TASK DIRECTIONS
The answer must be a single number: how many lines of the records below contain "title".
[[ THE DATA open ]]
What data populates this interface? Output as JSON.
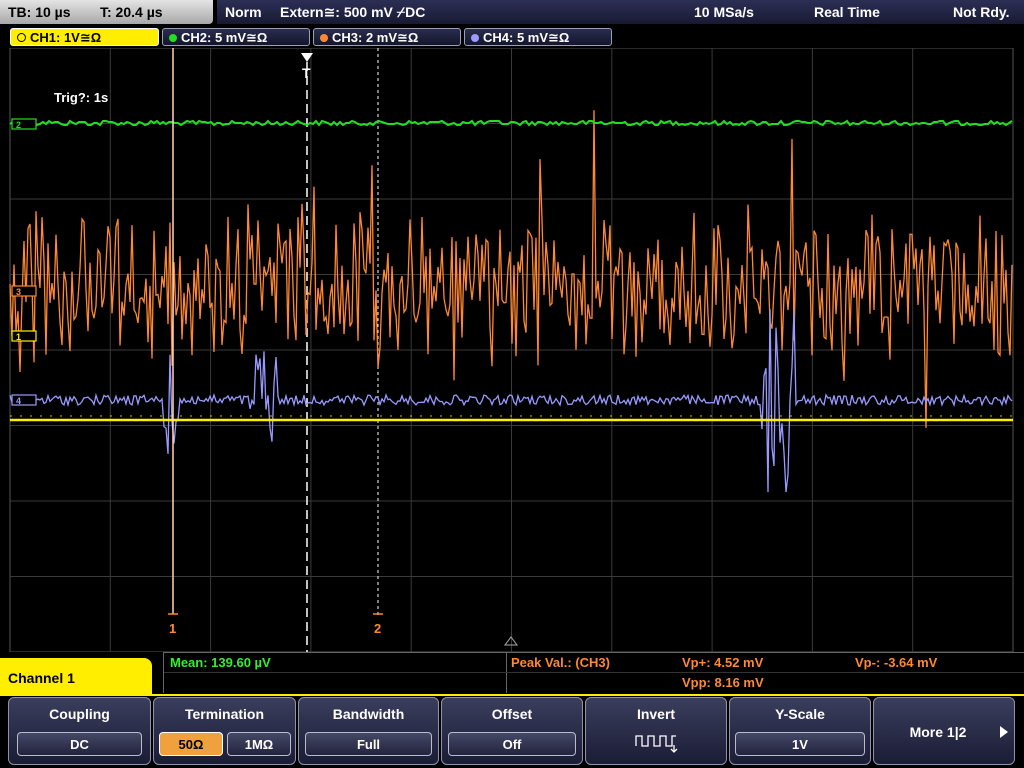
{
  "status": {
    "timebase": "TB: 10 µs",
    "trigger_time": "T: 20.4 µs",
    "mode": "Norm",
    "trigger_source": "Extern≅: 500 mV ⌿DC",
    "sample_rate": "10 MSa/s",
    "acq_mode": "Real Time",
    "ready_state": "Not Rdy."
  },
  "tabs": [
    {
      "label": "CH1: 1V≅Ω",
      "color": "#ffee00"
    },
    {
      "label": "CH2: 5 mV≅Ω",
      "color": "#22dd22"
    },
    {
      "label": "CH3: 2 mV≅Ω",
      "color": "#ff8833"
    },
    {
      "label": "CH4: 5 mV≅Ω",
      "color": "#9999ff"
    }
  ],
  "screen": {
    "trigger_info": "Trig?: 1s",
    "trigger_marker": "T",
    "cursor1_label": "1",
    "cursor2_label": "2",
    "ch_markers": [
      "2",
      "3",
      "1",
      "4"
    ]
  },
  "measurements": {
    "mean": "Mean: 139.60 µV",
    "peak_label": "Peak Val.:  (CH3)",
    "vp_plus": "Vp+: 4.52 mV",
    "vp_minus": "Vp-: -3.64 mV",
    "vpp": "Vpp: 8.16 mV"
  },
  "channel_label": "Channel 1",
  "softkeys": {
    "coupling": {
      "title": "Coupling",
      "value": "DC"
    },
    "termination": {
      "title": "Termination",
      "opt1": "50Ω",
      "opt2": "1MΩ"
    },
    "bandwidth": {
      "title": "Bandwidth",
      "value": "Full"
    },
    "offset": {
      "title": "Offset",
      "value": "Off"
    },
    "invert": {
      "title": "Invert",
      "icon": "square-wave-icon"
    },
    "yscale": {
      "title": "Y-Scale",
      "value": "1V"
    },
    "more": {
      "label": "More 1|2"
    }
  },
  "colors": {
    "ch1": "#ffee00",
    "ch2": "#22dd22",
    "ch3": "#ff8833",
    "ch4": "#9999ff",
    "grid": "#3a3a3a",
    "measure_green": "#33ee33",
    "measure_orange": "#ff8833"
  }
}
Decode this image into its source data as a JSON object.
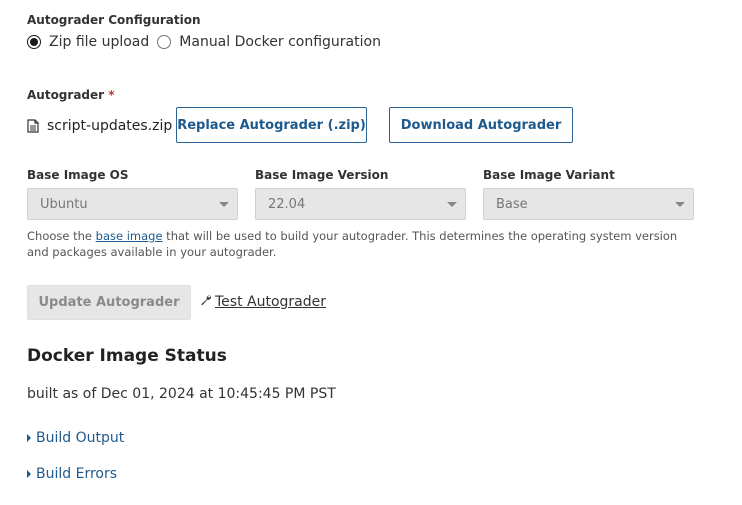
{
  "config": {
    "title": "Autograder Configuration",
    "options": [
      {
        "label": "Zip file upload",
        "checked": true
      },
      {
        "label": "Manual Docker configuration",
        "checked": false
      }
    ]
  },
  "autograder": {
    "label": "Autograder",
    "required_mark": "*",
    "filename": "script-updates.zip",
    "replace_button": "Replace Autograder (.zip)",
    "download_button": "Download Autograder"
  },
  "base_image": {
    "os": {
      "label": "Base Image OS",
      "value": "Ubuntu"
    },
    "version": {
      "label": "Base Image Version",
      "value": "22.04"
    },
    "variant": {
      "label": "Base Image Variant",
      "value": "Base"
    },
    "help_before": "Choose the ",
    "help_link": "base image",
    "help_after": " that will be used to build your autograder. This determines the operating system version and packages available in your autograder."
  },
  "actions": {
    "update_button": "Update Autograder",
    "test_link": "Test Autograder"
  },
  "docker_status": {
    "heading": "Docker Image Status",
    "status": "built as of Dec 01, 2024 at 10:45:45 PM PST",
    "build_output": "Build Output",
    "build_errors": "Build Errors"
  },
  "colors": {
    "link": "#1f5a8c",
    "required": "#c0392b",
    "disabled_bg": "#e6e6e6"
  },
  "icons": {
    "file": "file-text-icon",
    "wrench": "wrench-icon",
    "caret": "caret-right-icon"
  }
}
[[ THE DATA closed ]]
RESULT OF THE TASK
7